TELLURIDE – Although the full extent of the San Juan winter to come remains a big question mark, there is little doubt that winter will be here eventually, bringing with it the region’s well-earned reputation for avalanche activity.
In preparation, the San Juan Field School, in conjunction with the Colorado Avalanche Information Center and other local avalanche organizations, presents the ski season’s first Avalanche Education Forum Monday, Dec. 10, in Rebekah Hall, at 7 p.m..
The educational forum is the first in a winter-long series, which aims to better educate the Telluride community about the avalanche hazards out our backdoor.

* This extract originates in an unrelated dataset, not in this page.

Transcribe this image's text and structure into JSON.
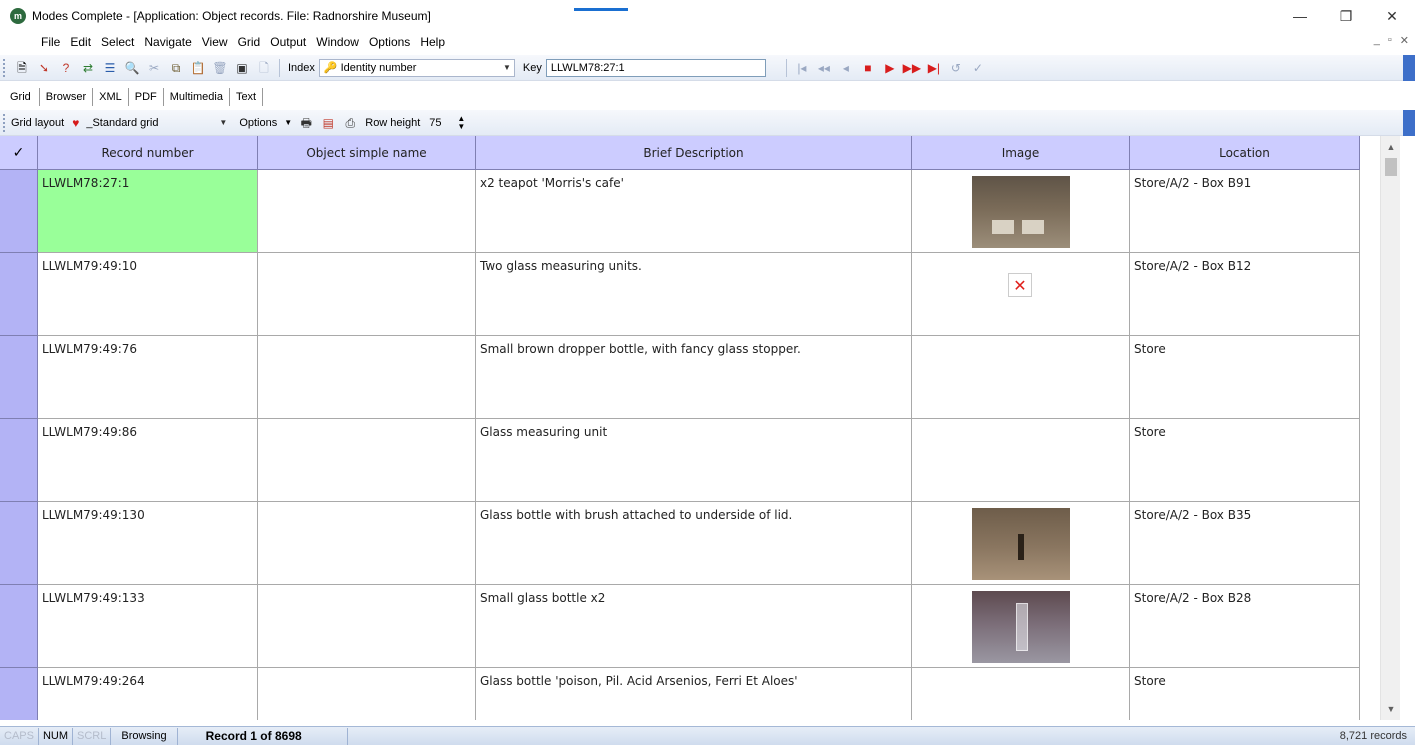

The first lecture will preface the area’s overall avalanche picture, from the San Juan’s persistently unstable snowpack to its easily accessed side- and backcountry terrain.
“This is really an opportunity to open our eyes to what’s out there,” says one of Monday’s guest speakers, Peter Inglis, an instructor with the nonprofit San Juan Field School and a member of the Telluride Ski Patrol’s snow safety team. “It will give newcomers an introduction to our snowpack and longtime backcountry travelers a reminder of what we face here in the San Juans.”
Monday night’s forum will also feature presentations from CAIC San Juan avalanche forecaster Matt Steen and representatives from San Miguel Search and Rescue and/or the U.S. Forest Service. There will be a discussion about the nature of a continental snowpack, past and present; a look at backcountry terrain and the history of avalanche fatalities in the region; a quick entrée into backcountry rescue; and other pertinent issues.
As Inglis emphasizes, it’s important for new and veteran backcountry travelers alike to be reminded about the particulars of traveling safely in avalanche country, especially considering the long and storied local history of avalanche incidents.
Of the 34 total avalanche-related deaths in the U.S. last winter, seven occurred in Colorado, and three of those were in the southern San Juans. One slide killed longtime Telluride resident Nate Soules just outside the ski area boundary in Lower Bear Creek, in the Contention Fingers, while another massive slide took the life of a Crested Butte skier in Paradise Basin, near Ophir. The other regional avalanche death occurred on Wolf Creek Pass.
Although the current dearth of snow may put avalanche-danger awareness on the back burner for many skiers, Inglis emphasizes that avalanche hazard could increase dramatically with the arrival of a single snowstorm or two. As he explains, this early season’s warm temperatures could be the recipe for persistent instabilities in the snowpack, since the unseasonable warmth has caused what little snow there is lingering in high-altitude pockets to take on a cohesionless, faceted form, thus creating the potential for winter-long, deep-layer instabilities once that snow becomes stressed under the load of new snow.
The CAIC’s Steen noted that after the Crested Butte area received between 2-5 inches of snow last week, that area – which had a similar base snowpack to Telluride’s – saw a significant avalanche cycle. “It’s not going to take much of a load on our weak foundation” to see avalanches here following the next storm, he said. “Expect the danger to rise with any new snow,” he added.
The CAIC will host a fundraiser at the Last Dollar Saloon in Telluride on Saturday, Dec. 15 starting at 6:30 p.m. The band Trico will take the stage at around 7:30 p.m. A second fundraiser happens in Ouray, on Wednesday night, Dec. 19, at O’Brien’s Pub, at 6:30 p.m.